In 2011, however, the Mayweather father and son engaged in yet another heated altercation that almost resulted in a fight. It happened at Mayweather Jr.’s training facility. He flared up after his dad mentioned that he made him what he is. Accusing his father of jealousy and insisting that it was his uncle, Roger that made him, he ordered him out of his gym. Mayweather Sr. retorted by asking him to come and put him out, adding that there are only two Mayweathers in existence – Roger, who made the name and himself who took it to the next level. See video of the unpalatable father and son face-off.
All these notwithstanding, Floyd Jr. raised hopes of a better relationship with his dad in May 2013 after he announced that he would return as his trainer, pointing to Roger’s poor health as the reason for the change. Floyd Mayweather Sr. has since remained his son’s trainer. He later saw him to victory in his famous 2017 fight against Manny Pacquiao.
How Family Conflict Impacted Mayweather Sr. and Jr.’s Relationship
Mayweather Sr. and Jr.’s constant altercations could be partly traced to the Mayweather family’s history of conflict and violence. Back in 1979 when Floyd Jr. was just a month less than two years old, his father had used him as a shield against what would have been a fatal shot from the former’s maternal uncle, Tony Sinclair a.k.a Baboon. On that fateful day (January 21, 1979), Baboon had arrived at Floyd Sr.’s residence with a 20-gauge gun to settle a business score – the jungle way.

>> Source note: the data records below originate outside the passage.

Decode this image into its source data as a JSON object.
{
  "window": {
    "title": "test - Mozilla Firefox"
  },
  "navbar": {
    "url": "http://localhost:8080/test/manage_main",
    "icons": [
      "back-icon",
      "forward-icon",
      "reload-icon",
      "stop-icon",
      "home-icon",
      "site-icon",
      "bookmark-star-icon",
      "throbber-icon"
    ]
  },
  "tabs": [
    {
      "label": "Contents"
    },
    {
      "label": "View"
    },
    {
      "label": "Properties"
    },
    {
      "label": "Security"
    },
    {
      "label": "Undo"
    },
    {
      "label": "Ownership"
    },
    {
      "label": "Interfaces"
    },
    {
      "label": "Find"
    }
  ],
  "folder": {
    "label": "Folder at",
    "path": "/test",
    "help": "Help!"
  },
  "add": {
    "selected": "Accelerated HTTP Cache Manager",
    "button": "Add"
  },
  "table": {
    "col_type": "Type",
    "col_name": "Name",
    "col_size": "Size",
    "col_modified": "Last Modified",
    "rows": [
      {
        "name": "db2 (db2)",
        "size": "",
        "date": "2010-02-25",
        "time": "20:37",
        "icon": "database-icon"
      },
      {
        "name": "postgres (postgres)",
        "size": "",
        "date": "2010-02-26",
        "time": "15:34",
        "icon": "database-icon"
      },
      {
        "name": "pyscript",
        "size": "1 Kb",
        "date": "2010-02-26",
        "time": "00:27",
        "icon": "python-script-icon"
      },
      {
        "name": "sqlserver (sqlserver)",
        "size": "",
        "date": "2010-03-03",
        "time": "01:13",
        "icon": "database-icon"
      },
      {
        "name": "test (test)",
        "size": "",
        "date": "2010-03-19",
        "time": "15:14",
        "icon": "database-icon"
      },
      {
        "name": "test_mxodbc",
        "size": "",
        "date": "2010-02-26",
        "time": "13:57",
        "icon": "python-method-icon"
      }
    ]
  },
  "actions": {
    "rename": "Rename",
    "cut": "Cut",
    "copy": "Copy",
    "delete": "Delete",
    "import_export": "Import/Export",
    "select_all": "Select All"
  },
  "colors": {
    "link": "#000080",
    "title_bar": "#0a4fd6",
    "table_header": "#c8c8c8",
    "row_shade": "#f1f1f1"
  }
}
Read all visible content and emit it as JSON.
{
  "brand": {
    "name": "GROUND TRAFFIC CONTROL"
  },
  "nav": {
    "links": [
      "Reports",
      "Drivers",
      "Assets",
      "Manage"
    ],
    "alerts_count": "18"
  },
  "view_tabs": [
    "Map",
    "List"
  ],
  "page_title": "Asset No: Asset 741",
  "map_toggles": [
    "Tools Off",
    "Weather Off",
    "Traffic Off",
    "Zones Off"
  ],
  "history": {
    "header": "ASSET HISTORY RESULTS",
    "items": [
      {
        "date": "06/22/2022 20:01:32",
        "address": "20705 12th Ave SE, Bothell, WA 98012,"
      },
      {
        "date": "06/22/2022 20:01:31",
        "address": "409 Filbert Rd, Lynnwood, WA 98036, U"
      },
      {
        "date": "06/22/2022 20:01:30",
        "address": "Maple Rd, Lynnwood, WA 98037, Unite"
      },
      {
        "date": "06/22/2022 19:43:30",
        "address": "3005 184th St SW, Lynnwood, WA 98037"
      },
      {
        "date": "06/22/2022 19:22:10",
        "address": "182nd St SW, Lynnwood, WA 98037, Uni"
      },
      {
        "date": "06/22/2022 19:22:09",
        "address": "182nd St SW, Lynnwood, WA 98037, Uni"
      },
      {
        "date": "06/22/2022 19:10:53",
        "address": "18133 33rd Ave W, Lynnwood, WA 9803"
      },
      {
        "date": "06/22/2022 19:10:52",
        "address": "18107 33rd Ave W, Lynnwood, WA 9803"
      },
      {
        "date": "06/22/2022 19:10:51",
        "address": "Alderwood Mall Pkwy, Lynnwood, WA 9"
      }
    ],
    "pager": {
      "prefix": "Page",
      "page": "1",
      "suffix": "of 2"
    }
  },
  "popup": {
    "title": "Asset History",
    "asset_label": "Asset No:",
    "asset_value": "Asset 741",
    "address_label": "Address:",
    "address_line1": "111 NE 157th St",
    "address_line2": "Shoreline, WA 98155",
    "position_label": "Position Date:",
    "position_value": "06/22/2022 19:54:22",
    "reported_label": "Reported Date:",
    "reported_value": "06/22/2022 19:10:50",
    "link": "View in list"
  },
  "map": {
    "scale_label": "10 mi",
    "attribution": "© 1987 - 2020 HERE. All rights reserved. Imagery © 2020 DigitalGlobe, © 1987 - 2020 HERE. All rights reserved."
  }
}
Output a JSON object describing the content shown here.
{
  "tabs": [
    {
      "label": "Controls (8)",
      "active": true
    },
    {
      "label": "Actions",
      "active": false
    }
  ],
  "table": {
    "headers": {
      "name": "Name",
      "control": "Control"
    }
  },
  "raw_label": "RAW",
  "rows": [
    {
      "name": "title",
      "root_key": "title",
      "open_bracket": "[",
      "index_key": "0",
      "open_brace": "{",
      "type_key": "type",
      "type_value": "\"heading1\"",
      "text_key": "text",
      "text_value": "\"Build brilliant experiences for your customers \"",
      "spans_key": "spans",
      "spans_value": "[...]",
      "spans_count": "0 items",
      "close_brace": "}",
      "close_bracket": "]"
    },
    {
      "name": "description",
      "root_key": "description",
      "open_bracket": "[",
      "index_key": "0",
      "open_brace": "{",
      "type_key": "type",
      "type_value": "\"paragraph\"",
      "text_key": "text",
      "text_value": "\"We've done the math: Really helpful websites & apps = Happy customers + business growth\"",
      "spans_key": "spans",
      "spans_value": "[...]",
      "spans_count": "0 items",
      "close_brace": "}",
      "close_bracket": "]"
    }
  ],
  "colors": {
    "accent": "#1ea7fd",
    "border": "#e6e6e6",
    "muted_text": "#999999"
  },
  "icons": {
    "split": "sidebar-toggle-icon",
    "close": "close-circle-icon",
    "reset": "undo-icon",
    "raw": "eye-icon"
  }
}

Reports have it that a (drug) business had gone bad between the two and Mayweather was using his fighting prowess to intimidate Sinclair. The former had left the latter running for his dear life after squeezing his throat at a local roller rink over the same issue. Facing the gun with nothing to defend himself with, Mayweather Snr. had used his son instead since he believed Sinclair wouldn’t shoot little Floyd. He eventually got the shot in the leg.
The longstanding rift between Floyd Sr. and his brother Roger also contributed a great deal to the unhealthy relationship between him and his son. Roger had taken over Mayweather Jr.’s training for the period his father served his drug trafficking sentence. Roger also continued as Floyd Jr.’s trainer two years after his release until 2013 when ill health stopped him. Owing to this, Floyd Jr.’s uncle often took the credit for his boxing success, an attitude that never went down well with Floyd Mayweather Sr.